Carpool to the festival. Have a cooler with snacks. Get water. Bring a headlamp. Pick up your trash. And bring warm clothes, long underwear helps a lot, especially if it’s cold out. You might want wool socks. If you’re not comfortable, it’s not fun. I use long underwear a lot at Burning Man and Desert Heart.
And then, I would just say bring an open mind, smile, say hi to people, and make new friends. I’ve met some amazing people at festivals just by walking up and saying hi, asking about what they were doing, or when this music artist is playing. I think that festivals are a great place to find like minds and new people that have similar interests as you do.
Do you have a philosophy for yourself as a photographer?
I’m a writer, and my photography perspective comes from the narrative that I have in my head all the time-the stories that I see in life. I just write with images now more than with words.
What drives me to take photos is really about seeing all the beauty that I see in the world. It’s showing people that there’s beauty. Sometimes you just have to have a different kind of perspective to see it, but it’s always there. I really enjoy taking photos and sharing the photos of people that show them in a different light than they might see in themselves. Or to show someone an event in a new light that will inspire them. So that’s what drives me with photography.
What’s the next project you’re working on?
My career as a photographer has led me to be the co-founder of a new app called OpenCall. OpenCall is a curated marketplace and social network for creators. So if you’re looking to find a model or photographer or hairstylist or graphic artist, you can sort people by profession and what they do and where they’re located. And I’m really hoping that it will be a tool that will empower creatives to represent themselves and get paid in a timely manner. I know that a lot of artists are taken advantage of because they’re not so business minded. So I wanted to create a platform where artists can connect with brands and with each other and find work, get work, and collaborate.

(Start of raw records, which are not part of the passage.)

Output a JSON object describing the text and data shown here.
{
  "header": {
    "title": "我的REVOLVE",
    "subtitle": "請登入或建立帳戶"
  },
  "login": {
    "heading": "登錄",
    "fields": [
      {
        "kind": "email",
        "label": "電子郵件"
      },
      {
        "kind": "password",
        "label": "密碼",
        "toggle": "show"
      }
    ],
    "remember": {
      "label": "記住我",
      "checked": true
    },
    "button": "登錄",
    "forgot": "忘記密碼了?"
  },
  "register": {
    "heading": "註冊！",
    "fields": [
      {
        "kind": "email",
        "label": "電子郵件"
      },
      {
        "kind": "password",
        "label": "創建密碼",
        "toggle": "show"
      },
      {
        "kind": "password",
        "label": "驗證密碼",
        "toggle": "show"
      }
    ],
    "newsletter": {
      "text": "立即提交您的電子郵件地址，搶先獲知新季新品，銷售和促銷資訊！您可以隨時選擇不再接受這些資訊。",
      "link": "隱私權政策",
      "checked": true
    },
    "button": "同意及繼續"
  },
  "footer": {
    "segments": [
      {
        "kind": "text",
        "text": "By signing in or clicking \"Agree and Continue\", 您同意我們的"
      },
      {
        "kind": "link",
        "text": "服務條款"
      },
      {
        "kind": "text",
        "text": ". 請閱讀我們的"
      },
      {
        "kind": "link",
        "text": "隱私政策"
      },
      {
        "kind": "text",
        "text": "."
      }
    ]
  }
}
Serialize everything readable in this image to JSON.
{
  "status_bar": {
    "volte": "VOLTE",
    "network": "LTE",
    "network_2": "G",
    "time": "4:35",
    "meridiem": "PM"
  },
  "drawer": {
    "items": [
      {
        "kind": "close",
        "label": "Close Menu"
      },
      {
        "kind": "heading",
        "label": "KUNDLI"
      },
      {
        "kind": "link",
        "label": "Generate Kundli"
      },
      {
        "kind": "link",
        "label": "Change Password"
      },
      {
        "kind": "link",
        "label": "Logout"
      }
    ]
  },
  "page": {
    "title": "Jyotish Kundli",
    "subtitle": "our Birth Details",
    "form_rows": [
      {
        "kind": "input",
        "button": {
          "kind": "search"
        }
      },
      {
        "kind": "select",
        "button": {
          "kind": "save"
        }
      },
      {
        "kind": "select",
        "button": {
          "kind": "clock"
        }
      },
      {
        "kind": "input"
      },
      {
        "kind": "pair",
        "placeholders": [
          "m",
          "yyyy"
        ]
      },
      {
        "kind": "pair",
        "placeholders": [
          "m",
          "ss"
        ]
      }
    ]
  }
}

That’s basically my main hustle right now, then the festival stuff and other photography is something that I do on the side. It’s really cool that everything I do with my photography, can be integrated to OpenCall because it’s a creative community.